Sources: Business Insider, Reuters
quote: Tesla is rolling out the charging network and building the battery plant that will allow them to sell more EVs 10 years from now than GM sells ICEs.
quote: Tesla is going to be a high margin company.
quote: Would you give your money into company that was bailed out, making mostly crappy products, at best stagnate economically and technologically or the one that is almost doubling production every year enormous demand globally, new tech with so much space to improve, don't forget greener than most, which is trendy, and just cool to have (Apple syndrome).
quote: Their strength is the lack of EV commitment from other automakers aside from a few exceptions, and thus being way ahead of them in their platform and charging infrastructure.
quote: Assuming they win most legal battles against auto dealers, that's another advantage they'll have.
quote: Car industry is literarily owned by oil companies and they will never transition from that model, even there is no oil left for a year globally, they'll die with last drop of oil.
quote: Major automakers have had ample time to come up with an equivalent vehicle. They don't seem all that interested. In fact Elon has stated that part of Tesla's goal is to goad these same automakers out of the status quo. (To no avail, so far it seems.)

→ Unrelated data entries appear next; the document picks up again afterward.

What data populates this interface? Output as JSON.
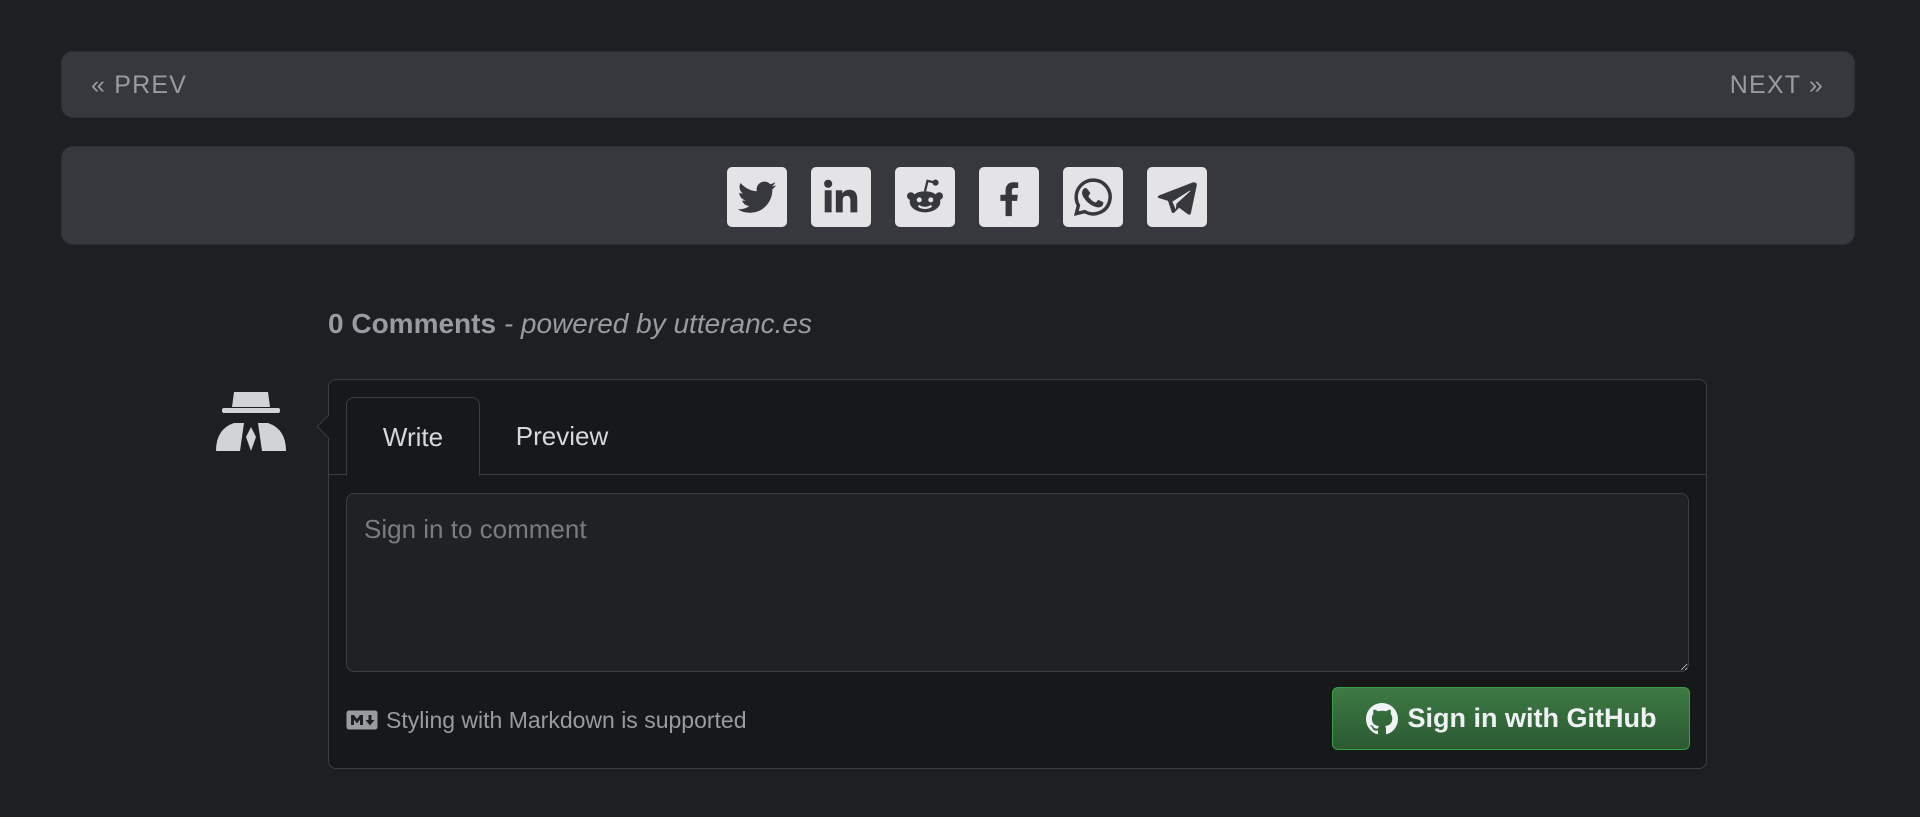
{
  "post_nav": {
    "prev_label": "« PREV",
    "next_label": "NEXT »"
  },
  "share": {
    "icons": [
      "twitter-icon",
      "linkedin-icon",
      "reddit-icon",
      "facebook-icon",
      "whatsapp-icon",
      "telegram-icon"
    ]
  },
  "comments": {
    "count_label": "0 Comments",
    "powered_label": " - powered by utteranc.es",
    "tabs": [
      {
        "label": "Write"
      },
      {
        "label": "Preview"
      }
    ],
    "textarea_placeholder": "Sign in to comment",
    "markdown_hint": "Styling with Markdown is supported",
    "signin_label": "Sign in with GitHub"
  },
  "colors": {
    "page_background": "#1e1f22",
    "bar_background": "#37383e",
    "signin_button": "#2b5a33",
    "share_icon_background": "#e4e4e6"
  }
}
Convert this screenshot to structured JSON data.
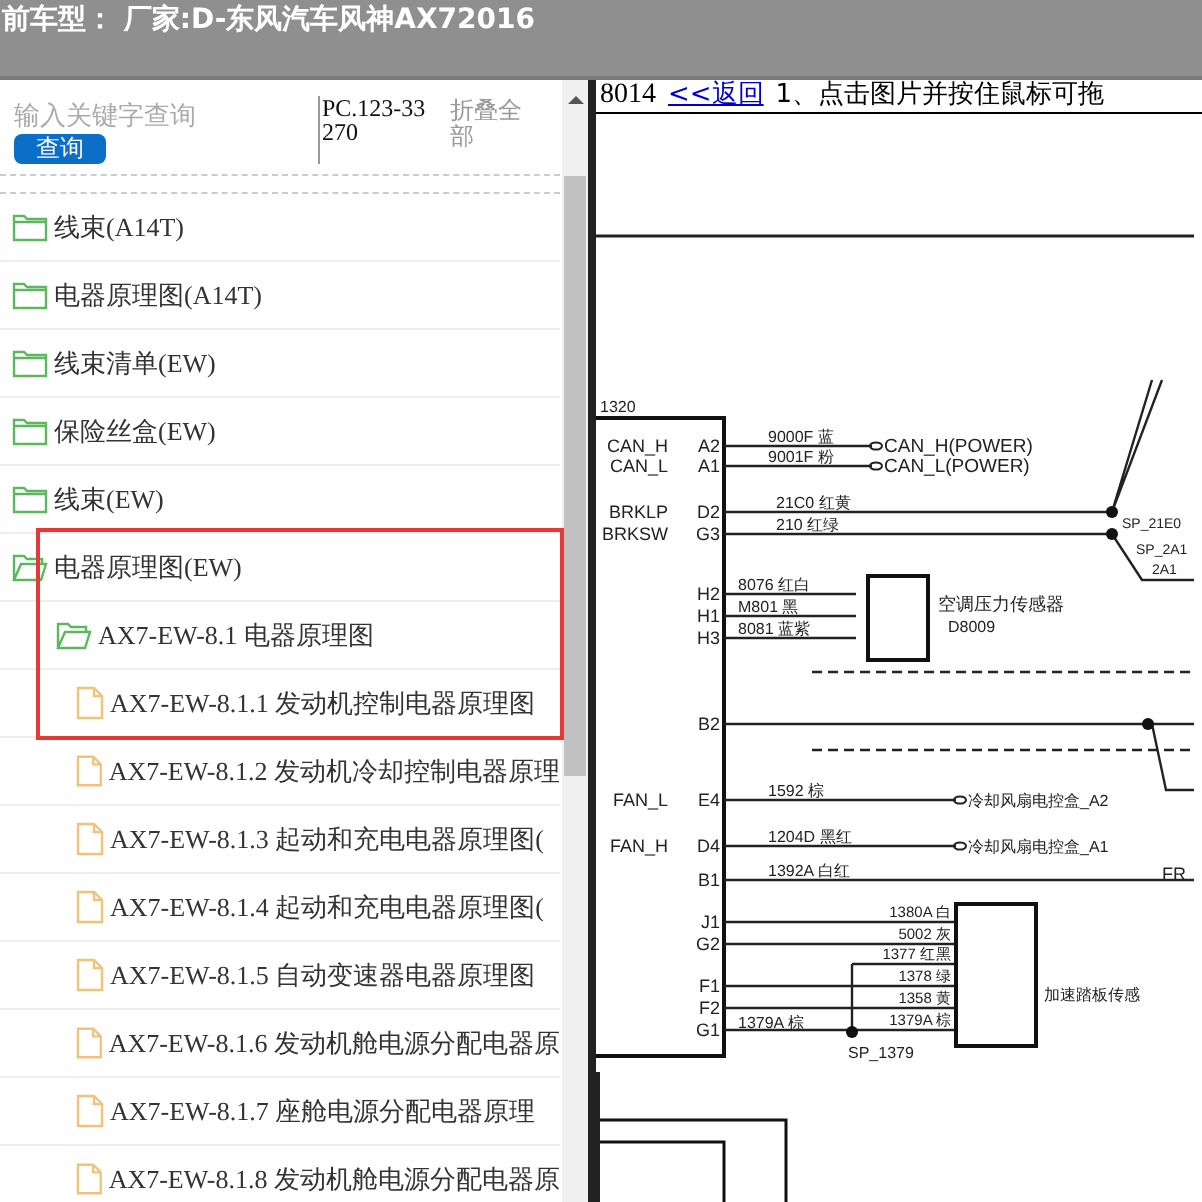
{
  "header": {
    "title": "前车型： 厂家:D-东风汽车风神AX72016"
  },
  "sidebar": {
    "search": {
      "placeholder": "输入关键字查询",
      "button": "查询"
    },
    "code": "PC.123-33270",
    "collapse_all": "折叠全部",
    "items": [
      {
        "kind": "folder",
        "label": "线束(A14T)",
        "expanded": false,
        "highlighted": false
      },
      {
        "kind": "folder",
        "label": "电器原理图(A14T)",
        "expanded": false,
        "highlighted": false
      },
      {
        "kind": "folder",
        "label": "线束清单(EW)",
        "expanded": false,
        "highlighted": false
      },
      {
        "kind": "folder",
        "label": "保险丝盒(EW)",
        "expanded": false,
        "highlighted": false
      },
      {
        "kind": "folder",
        "label": "线束(EW)",
        "expanded": false,
        "highlighted": false
      },
      {
        "kind": "folder",
        "label": "电器原理图(EW)",
        "expanded": true,
        "highlighted": true,
        "children": [
          {
            "kind": "folder",
            "label": "AX7-EW-8.1 电器原理图",
            "expanded": true,
            "highlighted": true,
            "children": [
              {
                "kind": "file",
                "label": "AX7-EW-8.1.1 发动机控制电器原理图",
                "highlighted": true
              },
              {
                "kind": "file",
                "label": "AX7-EW-8.1.2 发动机冷却控制电器原理",
                "highlighted": false
              },
              {
                "kind": "file",
                "label": "AX7-EW-8.1.3 起动和充电电器原理图(",
                "highlighted": false
              },
              {
                "kind": "file",
                "label": "AX7-EW-8.1.4 起动和充电电器原理图(",
                "highlighted": false
              },
              {
                "kind": "file",
                "label": "AX7-EW-8.1.5 自动变速器电器原理图",
                "highlighted": false
              },
              {
                "kind": "file",
                "label": "AX7-EW-8.1.6 发动机舱电源分配电器原",
                "highlighted": false
              },
              {
                "kind": "file",
                "label": "AX7-EW-8.1.7 座舱电源分配电器原理",
                "highlighted": false
              },
              {
                "kind": "file",
                "label": "AX7-EW-8.1.8 发动机舱电源分配电器原",
                "highlighted": false
              }
            ]
          }
        ]
      }
    ]
  },
  "viewer": {
    "page_code": "8014",
    "back_link": "<<返回",
    "hint": "1、点击图片并按住鼠标可拖",
    "diagram": {
      "connector": "1320",
      "pins": [
        {
          "signal": "CAN_H",
          "pin": "A2",
          "wire": "9000F 蓝",
          "target": "CAN_H(POWER)"
        },
        {
          "signal": "CAN_L",
          "pin": "A1",
          "wire": "9001F 粉",
          "target": "CAN_L(POWER)"
        },
        {
          "signal": "BRKLP",
          "pin": "D2",
          "wire": "21C0 红黄"
        },
        {
          "signal": "BRKSW",
          "pin": "G3",
          "wire": "210 红绿"
        },
        {
          "pin": "H2",
          "wire": "8076 红白"
        },
        {
          "pin": "H1",
          "wire": "M801 黑"
        },
        {
          "pin": "H3",
          "wire": "8081 蓝紫"
        },
        {
          "pin": "B2"
        },
        {
          "signal": "FAN_L",
          "pin": "E4",
          "wire": "1592 棕",
          "target": "冷却风扇电控盒_A2"
        },
        {
          "signal": "FAN_H",
          "pin": "D4",
          "wire": "1204D 黑红",
          "target": "冷却风扇电控盒_A1"
        },
        {
          "pin": "B1",
          "wire": "1392A 白红"
        },
        {
          "pin": "J1",
          "wire": "1380A 白"
        },
        {
          "pin": "G2",
          "wire": "5002 灰"
        },
        {
          "wire": "1377 红黑"
        },
        {
          "pin": "F1",
          "wire": "1378 绿"
        },
        {
          "pin": "F2",
          "wire": "1358 黄"
        },
        {
          "pin": "G1",
          "wire": "1379A 棕"
        }
      ],
      "labels": [
        "空调压力传感器",
        "D8009",
        "SP_1379",
        "加速踏板传感",
        "SP_21E0",
        "SP_2A1",
        "2A1",
        "1379A 棕",
        "FR"
      ]
    }
  }
}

quote: The current theoretical understanding of disruptive innovation is different from what might be expected by default, an idea that Clayton M. Christensen called the "technology mudslide hypothesis". This is the simplistic idea that an established firm fails because it doesn't "keep up technologically" with other firms. In this hypothesis, firms are like climbers scrambling upward on crumbling footing, where it takes constant upward-climbing effort just to stay still, and any break from the effort (such as complacency born of profitability) causes a rapid downhill slide. Christensen and colleagues have shown that this simplistic hypothesis is wrong; it doesn't model reality. What they have shown is that good firms are usually aware of the innovations, but their business environment does not allow them to pursue them when they first arise, because they are not profitable enough at first and because their development can take scarce resources away from that of sustaining innovations (which are needed to compete against current competition). In Christensen's terms, a firm's existing value networks place insufficient value on the disruptive innovation to allow its pursuit by that firm. Meanwhile, start-up firms inhabit different value networks, at least until the day that their disruptive innovation is able to invade the older value network.At that time, the established firm in that network can at best only fend off the market share attack with a me-too entry, for which survival (not thriving) is the only reward.